forever dying with the city as its jewel ransom.
Still prances the gilded female as feline,
and it is Monday’s dawn upon the froth of wine.
Need for doors grips
Clots into his bile,
His bowels still as tips
Of fire, still as style.
Form wants out like
Phlegm through ears,
His shadow, lifelike,
Draws circles of fear.
Women on Windows
Window gazers huddle
in the conspiracy of the hour
when they close their windows
announcing their descent
into the streets, seducing
old men onto potency,
cracking wicked grins
on their children’s faces.
Windows are there
because houses need them
as much as old men need
to look at their own street faces
recoil at sight of refracted
smiles that are grimaces.
Mr. Teague of Siquijor
Teague’s sandbox at Lo-oc beach spills
over to the slopes of Siquijor –
a kind of walking out on infancy
or bright courage, the carcass marching
nude to humour a carrion God
astride Siquijor’s dark mountain loins.
“O, when will the lad get out of his sandbox
to walk towards the mountain slopes?”
By the way, Teague’s body was fished out
of Lo-oc the other day, near Siquijor.
The Village Priest
We have here in our possession as saints
of minor calibres the terror of unfulfilled
canonisation.

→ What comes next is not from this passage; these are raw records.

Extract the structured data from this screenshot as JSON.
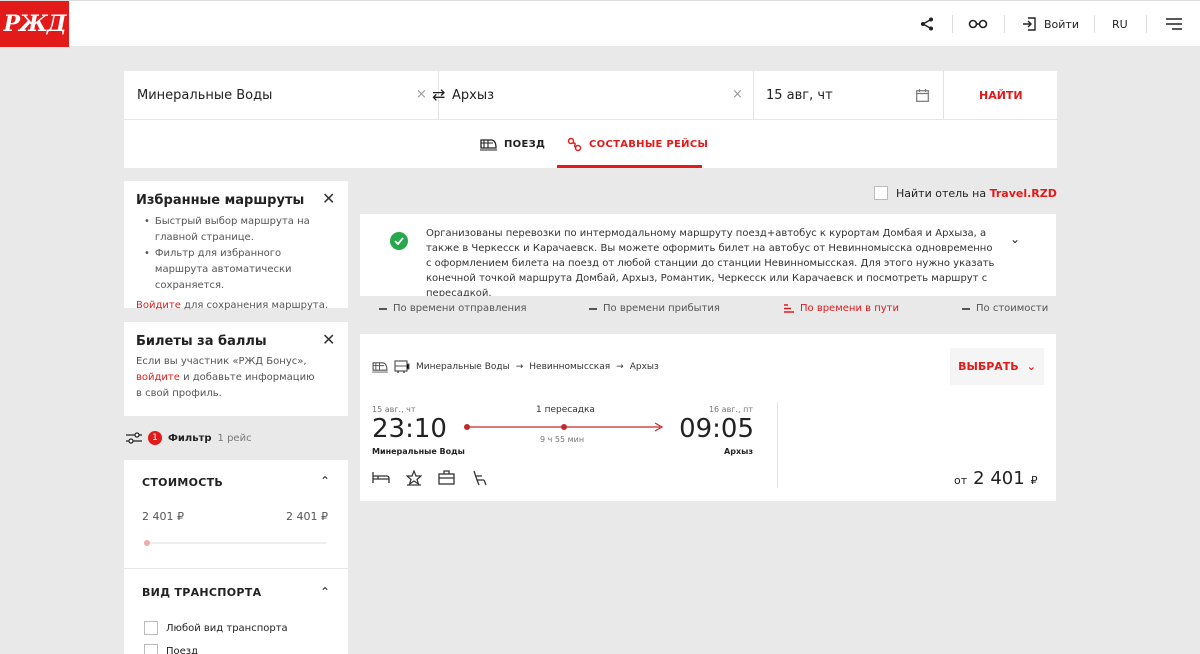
{
  "header": {
    "logo": "РЖД",
    "login": "Войти",
    "lang": "RU"
  },
  "search": {
    "from": "Минеральные Воды",
    "to": "Архыз",
    "date": "15 авг, чт",
    "find": "НАЙТИ",
    "swap_glyph": "⇄",
    "clear_glyph": "×"
  },
  "tabs": {
    "train": "ПОЕЗД",
    "composite": "СОСТАВНЫЕ РЕЙСЫ"
  },
  "favorites": {
    "title": "Избранные маршруты",
    "bullet1": "Быстрый выбор маршрута на главной странице.",
    "bullet2": "Фильтр для избранного маршрута автоматически сохраняется.",
    "login_link": "Войдите",
    "login_rest": " для сохранения маршрута."
  },
  "points": {
    "title": "Билеты за баллы",
    "text1": "Если вы участник «РЖД Бонус»,",
    "link": "войдите",
    "text2": " и добавьте информацию",
    "text3": "в свой профиль."
  },
  "filter": {
    "badge": "1",
    "label": "Фильтр",
    "count": "1 рейс"
  },
  "price_filter": {
    "title": "СТОИМОСТЬ",
    "min": "2 401 ₽",
    "max": "2 401 ₽"
  },
  "transport_filter": {
    "title": "ВИД ТРАНСПОРТА",
    "option1": "Любой вид транспорта",
    "option2": "Поезд"
  },
  "hotel": {
    "label": "Найти отель на ",
    "link": "Travel.RZD"
  },
  "info": {
    "text": "Организованы перевозки по интермодальному маршруту поезд+автобус к курортам Домбая и Архыза, а также в Черкесск и Карачаевск. Вы можете оформить билет на автобус от Невинномысска одновременно с оформлением билета на поезд от любой станции до станции Невинномысская. Для этого нужно указать конечной точкой маршрута Домбай, Архыз, Романтик, Черкесск или Карачаевск и посмотреть маршрут с пересадкой."
  },
  "sort": {
    "departure": "По времени отправления",
    "arrival": "По времени прибытия",
    "travel": "По времени в пути",
    "price": "По стоимости"
  },
  "result": {
    "route": [
      "Минеральные Воды",
      "Невинномысская",
      "Архыз"
    ],
    "arrow": "→",
    "select": "ВЫБРАТЬ",
    "dep_date": "15 авг., чт",
    "arr_date": "16 авг., пт",
    "dep_time": "23:10",
    "arr_time": "09:05",
    "transfers": "1 пересадка",
    "duration": "9 ч 55 мин",
    "dep_station": "Минеральные Воды",
    "arr_station": "Архыз",
    "price_prefix": "от",
    "price": "2 401",
    "currency": "₽"
  },
  "colors": {
    "brand": "#e21a1a",
    "check": "#27a84a"
  }
}
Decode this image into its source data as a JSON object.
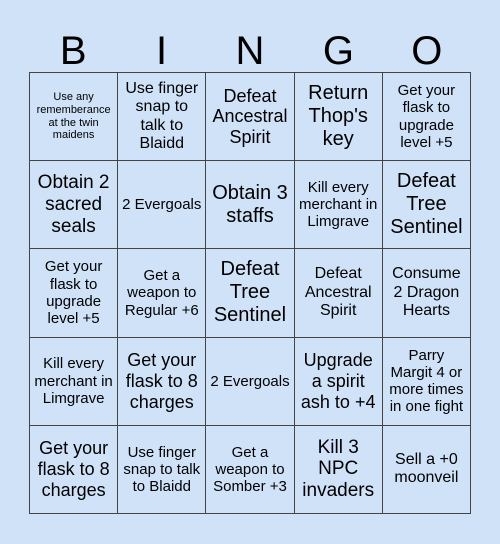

Before he donned the scowl
of angelhood, might he have known
the fructified wastefulness of decaying
wood perishing into a smell of sodden
timber and dry pond rock? He must have
known them well, the oldness of surprises
there: carousels of images in this human Styx.
--- ALBERT B. CASUGA
The writer as elitist considers all reality as his realm of celebration. His estimate of the human condition is nobody's business but his. The reader's caveat is simply to read the poet's work and "not miss the many splendored thing."
If elitist is defined thus, then I might affirm that I have never abandoned that position. My troth has always been to create the poem that will breathe on its own and struggle to live or die on its own.